The word for today is vernix.
What is Vernix?
Official definition: Vernix, also known as vernix caseosa, is "a white cheesy substance that covers and protects the skin of the fetus and is still all over the skin of a baby at birth. Vernix caseosa is composed of sebum (the oil of the skin) and cells that have sloughed off the fetus' skin. 'Vernix' is the Latin word for 'varnish.' The vernix varnishes the baby. 'Caseosa' is 'cheese' in Latin."
Vernix is produced while baby is in utero starting around 21 weeks of gestation.
When you will hear/see the term used? Vernix is one of the many ways to describe the appearance of a baby at the time of birth. Nurses, doctors, midwives, and childbirth educators may mention the presence and/or amount of vernix present on a baby at the time of birth. Vernix is described using words like oily, waxy, cheesy, creamy, white, thin, and thick. Whether vernix is present or not is neutral to baby's overall health.
Why is it important/beneficial? Not all babies have vernix at birth. For example, babies born postterm aren't likely to have much or any vernix. Preterm babies are likely to have more vernix. Most babies born at or around term have varying amounts. Vernix serves many purposes, including:
- Protects baby's skin against moisture loss while in amniotic fluid in utero
- Protects against infections in utero
- Acts as a lubricant to help baby through the birth canal
- Moisturizes skin after birth
- Helps colonize baby's gut
- May help regulate body temperature after birth
Understanding the roles vernix plays after birth allows you to make an informed decision about your baby's routine care immediately after birth. Many hospitals still routinely bathe babies soon after birth. Not only is this not necessary (babies are not born dirty, unless there is meconium -- stool -- present at birth), but it removes protective and beneficial bacteria and substances, like vernix. Using a soft, dry cloth to remove any remaining fluid and blood, without rubbing away vernix, is fine. Over the next day or two, rub the vernix into baby's skin prior to their first bath.
If your place of birth routinely administers a bath right after birth, it's important you make your preferences known early and often.
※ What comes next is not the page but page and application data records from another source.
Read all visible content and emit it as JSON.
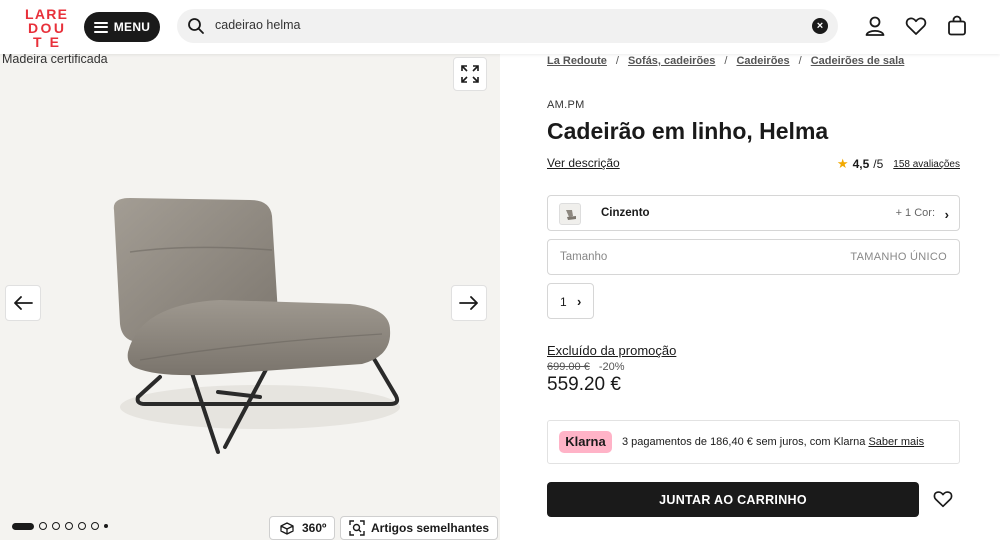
{
  "header": {
    "logo_text": [
      "LARE",
      "DOU",
      "TE"
    ],
    "menu_label": "MENU",
    "search_value": "cadeirao helma",
    "icons": [
      "search-icon",
      "clear-icon",
      "account-icon",
      "heart-icon",
      "bag-icon"
    ]
  },
  "gallery": {
    "badge": "Madeira certificada",
    "view_360_label": "360º",
    "similar_label": "Artigos semelhantes",
    "dot_count": 7
  },
  "product": {
    "breadcrumbs": [
      "La Redoute",
      "Sofás, cadeirões",
      "Cadeirões",
      "Cadeirões de sala"
    ],
    "brand": "AM.PM",
    "title": "Cadeirão em linho, Helma",
    "description_link": "Ver descrição",
    "rating": {
      "score": "4,5",
      "out_of": "/5",
      "reviews": "158 avaliações"
    },
    "color": {
      "name": "Cinzento",
      "more": "+ 1 Cor:"
    },
    "size": {
      "label": "Tamanho",
      "value": "TAMANHO ÚNICO"
    },
    "quantity": "1",
    "promo_note": "Excluído da promoção",
    "old_price": "699.00 €",
    "discount": "-20%",
    "price": "559.20 €",
    "klarna": {
      "logo": "Klarna",
      "text": "3 pagamentos de 186,40 € sem juros, com Klarna",
      "link": "Saber mais"
    },
    "cart_button": "JUNTAR AO CARRINHO"
  },
  "colors": {
    "logo": "#e8303a",
    "dark": "#1a1a1a",
    "klarna": "#ffb3c7",
    "star": "#f2a900"
  }
}
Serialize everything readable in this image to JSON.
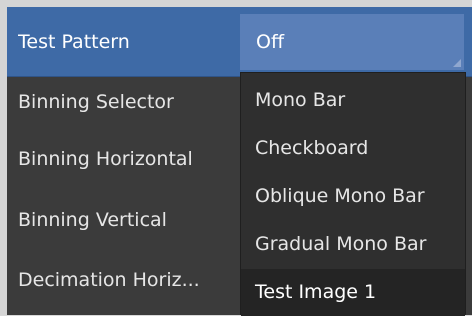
{
  "properties": {
    "rows": [
      {
        "label": "Test Pattern"
      },
      {
        "label": "Binning Selector"
      },
      {
        "label": "Binning Horizontal"
      },
      {
        "label": "Binning Vertical"
      },
      {
        "label": "Decimation Horiz..."
      }
    ],
    "selected_value": "Off"
  },
  "dropdown": {
    "options": [
      "Mono Bar",
      "Checkboard",
      "Oblique Mono Bar",
      "Gradual Mono Bar",
      "Test Image 1"
    ]
  },
  "colors": {
    "selected_row": "#3e6aa6",
    "value_box": "#5a7fb8",
    "panel_bg": "#3b3b3b",
    "dropdown_bg": "#2f2f2f"
  }
}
It's easy amid the chaos after birth for a bath to happen even if you want to avoid it. Tell the nurses on staff and make sure your partner/support person and doula knows.
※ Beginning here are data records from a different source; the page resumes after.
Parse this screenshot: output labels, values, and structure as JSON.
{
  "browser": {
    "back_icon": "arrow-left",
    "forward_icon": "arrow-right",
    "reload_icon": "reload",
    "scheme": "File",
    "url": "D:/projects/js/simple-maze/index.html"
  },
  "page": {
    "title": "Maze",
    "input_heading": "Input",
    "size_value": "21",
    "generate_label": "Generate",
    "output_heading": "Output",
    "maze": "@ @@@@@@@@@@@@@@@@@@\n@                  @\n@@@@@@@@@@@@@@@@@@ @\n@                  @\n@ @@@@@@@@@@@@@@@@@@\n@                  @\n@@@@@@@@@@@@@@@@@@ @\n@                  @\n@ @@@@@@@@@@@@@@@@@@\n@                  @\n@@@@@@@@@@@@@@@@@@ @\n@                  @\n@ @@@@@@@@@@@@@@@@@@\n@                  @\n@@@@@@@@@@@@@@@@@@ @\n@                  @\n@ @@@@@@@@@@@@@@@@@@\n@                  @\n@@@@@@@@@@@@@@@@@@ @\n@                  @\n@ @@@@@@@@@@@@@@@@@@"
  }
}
TagsNewborn Terminology Explained Birth Terminology Vernix Routine Practices